HomeSight’s Uche Okezie Wants to Put Co-Ops on the Map in Seattle
Okezie joined the Remarkable Credit Union podcast to share how HomeSight’s housing co-op project, ʔúləx̌(U-lex) @ Othello Square, can keep community members from being displaced – and create a stronger community.
People may not be familiar with the word ‘ʔúləx̌’ – it’s the Lushootseed word for ‘gather’ – but the word ‘co-op’ should be in every Seattle homebuyer’s vocabulary, HomeSight’s Real Estate Development Director Uche Okezie told the hosts of the Remarkable Credit Union podcast last week.
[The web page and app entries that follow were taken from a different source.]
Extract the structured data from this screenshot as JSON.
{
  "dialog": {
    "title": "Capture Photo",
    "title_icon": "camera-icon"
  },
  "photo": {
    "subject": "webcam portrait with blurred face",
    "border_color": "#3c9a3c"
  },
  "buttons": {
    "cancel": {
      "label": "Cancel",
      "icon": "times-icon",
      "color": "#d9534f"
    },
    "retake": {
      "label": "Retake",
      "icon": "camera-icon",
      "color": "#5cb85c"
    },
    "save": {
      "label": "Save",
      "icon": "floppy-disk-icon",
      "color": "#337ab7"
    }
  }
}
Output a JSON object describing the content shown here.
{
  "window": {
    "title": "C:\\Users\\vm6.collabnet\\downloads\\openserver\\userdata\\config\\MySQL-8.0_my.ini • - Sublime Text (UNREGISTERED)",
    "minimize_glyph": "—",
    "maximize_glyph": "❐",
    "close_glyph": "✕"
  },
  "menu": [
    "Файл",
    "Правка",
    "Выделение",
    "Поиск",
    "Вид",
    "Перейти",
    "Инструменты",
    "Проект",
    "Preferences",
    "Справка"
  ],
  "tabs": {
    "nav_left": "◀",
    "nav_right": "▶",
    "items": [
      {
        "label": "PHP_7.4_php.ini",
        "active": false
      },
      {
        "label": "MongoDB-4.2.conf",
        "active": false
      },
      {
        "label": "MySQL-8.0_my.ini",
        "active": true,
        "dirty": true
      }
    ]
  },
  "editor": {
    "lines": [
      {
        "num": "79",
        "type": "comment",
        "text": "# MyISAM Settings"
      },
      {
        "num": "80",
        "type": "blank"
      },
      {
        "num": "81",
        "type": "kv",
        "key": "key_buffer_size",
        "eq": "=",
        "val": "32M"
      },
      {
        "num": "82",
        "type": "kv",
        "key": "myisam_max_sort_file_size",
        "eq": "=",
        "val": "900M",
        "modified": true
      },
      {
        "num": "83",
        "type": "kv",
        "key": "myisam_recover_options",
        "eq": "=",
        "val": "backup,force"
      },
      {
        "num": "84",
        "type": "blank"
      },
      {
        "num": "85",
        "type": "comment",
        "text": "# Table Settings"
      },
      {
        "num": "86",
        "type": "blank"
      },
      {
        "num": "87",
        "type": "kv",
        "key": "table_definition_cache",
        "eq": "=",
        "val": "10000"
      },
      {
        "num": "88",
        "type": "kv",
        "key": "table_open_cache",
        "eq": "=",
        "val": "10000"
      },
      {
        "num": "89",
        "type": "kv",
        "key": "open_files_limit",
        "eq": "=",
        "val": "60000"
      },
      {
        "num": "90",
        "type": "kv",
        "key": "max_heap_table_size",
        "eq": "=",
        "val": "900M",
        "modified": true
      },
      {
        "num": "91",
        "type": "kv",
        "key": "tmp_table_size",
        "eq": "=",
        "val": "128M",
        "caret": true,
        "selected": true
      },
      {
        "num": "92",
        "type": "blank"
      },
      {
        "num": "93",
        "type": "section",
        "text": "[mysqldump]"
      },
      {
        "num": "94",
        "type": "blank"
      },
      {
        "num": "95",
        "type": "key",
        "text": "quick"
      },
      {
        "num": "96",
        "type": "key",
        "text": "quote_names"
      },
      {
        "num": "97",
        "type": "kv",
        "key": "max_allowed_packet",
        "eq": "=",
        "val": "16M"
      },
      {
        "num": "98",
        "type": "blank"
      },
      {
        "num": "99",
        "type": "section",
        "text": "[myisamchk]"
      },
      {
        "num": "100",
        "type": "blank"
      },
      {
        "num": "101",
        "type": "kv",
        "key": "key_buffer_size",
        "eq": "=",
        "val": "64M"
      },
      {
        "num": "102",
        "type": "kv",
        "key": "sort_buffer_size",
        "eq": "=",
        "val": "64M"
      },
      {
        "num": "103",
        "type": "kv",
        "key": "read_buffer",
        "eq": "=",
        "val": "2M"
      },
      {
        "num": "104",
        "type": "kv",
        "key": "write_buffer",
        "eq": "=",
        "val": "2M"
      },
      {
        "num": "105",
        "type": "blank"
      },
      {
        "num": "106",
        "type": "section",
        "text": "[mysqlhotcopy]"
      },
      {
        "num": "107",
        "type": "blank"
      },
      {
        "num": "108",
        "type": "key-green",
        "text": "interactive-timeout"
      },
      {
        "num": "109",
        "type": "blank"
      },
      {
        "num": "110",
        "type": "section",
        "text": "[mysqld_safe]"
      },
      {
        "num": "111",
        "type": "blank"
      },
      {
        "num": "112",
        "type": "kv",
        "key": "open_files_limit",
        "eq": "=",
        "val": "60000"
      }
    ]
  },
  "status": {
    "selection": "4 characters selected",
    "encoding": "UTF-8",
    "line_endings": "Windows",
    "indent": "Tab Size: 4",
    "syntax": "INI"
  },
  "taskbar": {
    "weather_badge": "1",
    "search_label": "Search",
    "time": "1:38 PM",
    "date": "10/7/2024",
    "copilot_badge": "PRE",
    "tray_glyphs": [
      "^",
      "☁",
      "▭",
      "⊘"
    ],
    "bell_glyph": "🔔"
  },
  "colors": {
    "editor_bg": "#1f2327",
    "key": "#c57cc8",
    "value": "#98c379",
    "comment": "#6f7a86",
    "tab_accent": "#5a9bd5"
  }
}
Okezie joined the podcast to talk about HomeSight’s partnership with Verity Credit Union and how it helped bring the U-lex @ Othello Square project to fruition. Tina Narron, the Chief Lending Officer at Verity Credit Union, joined the discussion as well.
Hosted by Pixelspoke CEO Cameron Madill and Pixelspoke Senior Marketing Manager Kerala Taylor, the podcast is geared to “help credit union leaders think outside of the box about marketing, technology, and community impact.”
The hosts asked Okezie and Narron: “Why a co-op?”
Okezie, who has worked at HomeSight for over 20 years, said the changing homeownership climate played a major role in HomeSight’s decision to bring the limited equity cooperative (or LEC) model to Seattle.
Since HomeSight began working to help people purchase homes 30 years ago, “things have been changing in Seattle,” Okezie explained. “Land is more expensive. [HomeSight] typically relied on down-payment assistance to help income-qualified folks purchase homes, but there’s just not enough to cover the gap in affordability between what they can afford and what the market says they have to pay in order to purchase it.”
Okezie said an LEC provided “another pathway to provide that level of affordability.”
Sometimes described as the ‘first rung’ of the ladder to homeownership, co-ops, said Okezie, “everyone who is a resident in the building is a part owner of the building. They have bought shares and that gives them the right to live in their unit for however long they own their shares. It gives each household, or member, a vote in all the building operations. Whether it’s the budget, or the board members — who are elected community members – their share gives them a vote on what happens with their building and in their community, and that community is the building.”
Okezie said community is a significant difference between condo ownership and co-op ownership. “Because everybody owns the building cooperatively, they all have a vested interest in its destiny, its future, and they have the right to communicate that to their fellow members, the people that they all share this asset with,” said Okezie. “You aren’t going to have your own mortgage, you’re helping to collectively build wealth, the asset of the building that you all live in and share.”
Narron said Verity Credit Union jumped in at the beginning of the project, when HomeSight invited all members of the Othello community to sit down and discuss their needs. “HomeSight did a really good job of hearing all of that, gathering all of that data, [and] coming up with plans,” Narron said.
Podcast host Madill commented that while Othello Square is a “truly innovative initiative,” it “alone won’t solve the affordable housing crisis in Seattle.” She asked Okezie and Narron: “How do you hope the project might help change the narrative when it comes to affordable housing solutions?”
“I think our biggest stumbling block here has been that it’s just not a common model,” said Okezie. “It’s rare in Seattle. I would love for this to be something that was completely normalized and another option for people.”
Narron agreed and said the LEC model presented an opportunity for credit unions to normalize the unique elements of this mortgage product. “We’re looking at this as a pilot for the West Coast because this might be another viable option to help, not necessarily solve, but help with solving that affordable ownership problem that we’re running into. Cost is out of control, inventory is so small, financing is so difficult. We push the American dream, but how do we help people actually achieve it?”
Okezie said that dream can be realized for more people with “more co-ops, more limited equity co-ops, and more demand for these units” in the new year. She wants co-op ownership to be “just as commonplace as saying: ‘I’m going to go buy a condo.’”
Listen to the Verity Credit Union Podcast here.
U-lex @ Othello Square has opened applications to income-qualified buyers. Situated at Martin Luther King Jr. Way and South Holly Park Drive, U-lex will offer 68 units affordable to families earning 80 percent or less of the area median income at the time of purchase. To be eligible, purchasers must have a household income 80 percent or less than the area’s median income by household size, and be first-time homebuyers or have not owned a home in the past three years. Learn more about U-lex here.